AIM OF THE TASK: Print all the records below exactly as they stand, but leave out the pictures.

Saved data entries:
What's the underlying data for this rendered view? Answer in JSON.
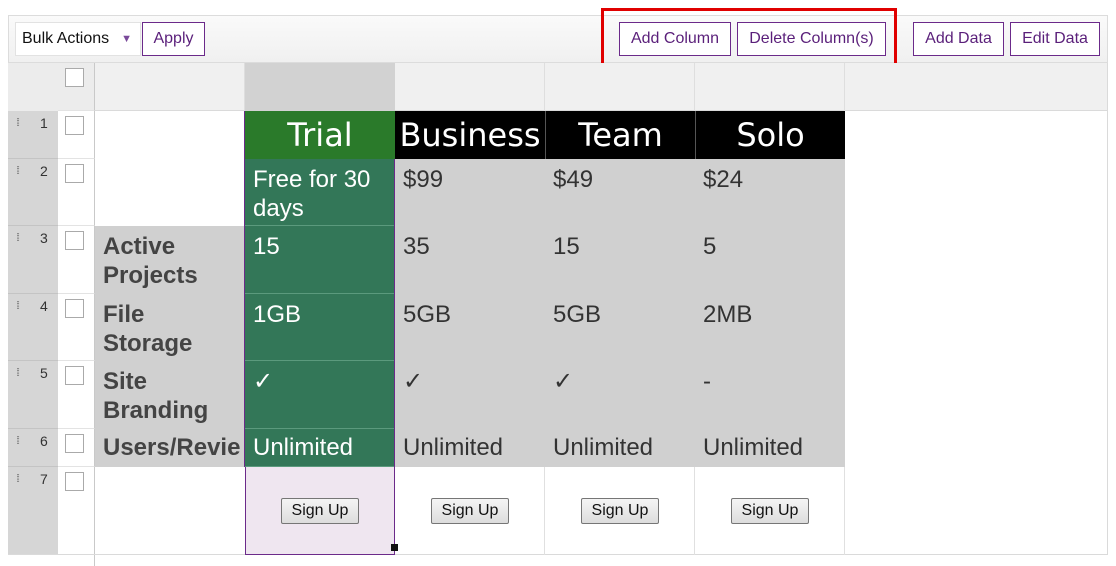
{
  "toolbar": {
    "bulk_actions": "Bulk Actions",
    "apply": "Apply",
    "add_column": "Add Column",
    "delete_columns": "Delete Column(s)",
    "add_data": "Add Data",
    "edit_data": "Edit Data"
  },
  "rows": [
    "1",
    "2",
    "3",
    "4",
    "5",
    "6",
    "7"
  ],
  "plans": [
    {
      "name": "Trial",
      "price": "Free for 30 days",
      "projects": "15",
      "storage": "1GB",
      "branding": "✓",
      "users": "Unlimited",
      "cta": "Sign Up"
    },
    {
      "name": "Business",
      "price": "$99",
      "projects": "35",
      "storage": "5GB",
      "branding": "✓",
      "users": "Unlimited",
      "cta": "Sign Up"
    },
    {
      "name": "Team",
      "price": "$49",
      "projects": "15",
      "storage": "5GB",
      "branding": "✓",
      "users": "Unlimited",
      "cta": "Sign Up"
    },
    {
      "name": "Solo",
      "price": "$24",
      "projects": "5",
      "storage": "2MB",
      "branding": "-",
      "users": "Unlimited",
      "cta": "Sign Up"
    }
  ],
  "labels": {
    "projects": "Active Projects",
    "storage": "File Storage",
    "branding": "Site Branding",
    "users": "Users/Revie"
  },
  "colors": {
    "trial_header": "#2a7a2a",
    "trial_body": "#337758",
    "other_header": "#000000",
    "body_gray": "#d0d0d0",
    "accent_purple": "#5a1f7a",
    "highlight_red": "#e00000"
  }
}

SOLUTION FOR THIS EXERCISE:
What's the underlying data for this rendered view? Answer in JSON.
{
  "toolbar": {
    "bulk_actions": "Bulk Actions",
    "apply": "Apply",
    "add_column": "Add Column",
    "delete_columns": "Delete Column(s)",
    "add_data": "Add Data",
    "edit_data": "Edit Data"
  },
  "rows": [
    "1",
    "2",
    "3",
    "4",
    "5",
    "6",
    "7"
  ],
  "plans": [
    {
      "name": "Trial",
      "price": "Free for 30 days",
      "projects": "15",
      "storage": "1GB",
      "branding": "✓",
      "users": "Unlimited",
      "cta": "Sign Up"
    },
    {
      "name": "Business",
      "price": "$99",
      "projects": "35",
      "storage": "5GB",
      "branding": "✓",
      "users": "Unlimited",
      "cta": "Sign Up"
    },
    {
      "name": "Team",
      "price": "$49",
      "projects": "15",
      "storage": "5GB",
      "branding": "✓",
      "users": "Unlimited",
      "cta": "Sign Up"
    },
    {
      "name": "Solo",
      "price": "$24",
      "projects": "5",
      "storage": "2MB",
      "branding": "-",
      "users": "Unlimited",
      "cta": "Sign Up"
    }
  ],
  "labels": {
    "projects": "Active Projects",
    "storage": "File Storage",
    "branding": "Site Branding",
    "users": "Users/Revie"
  },
  "colors": {
    "trial_header": "#2a7a2a",
    "trial_body": "#337758",
    "other_header": "#000000",
    "body_gray": "#d0d0d0",
    "accent_purple": "#5a1f7a",
    "highlight_red": "#e00000"
  }
}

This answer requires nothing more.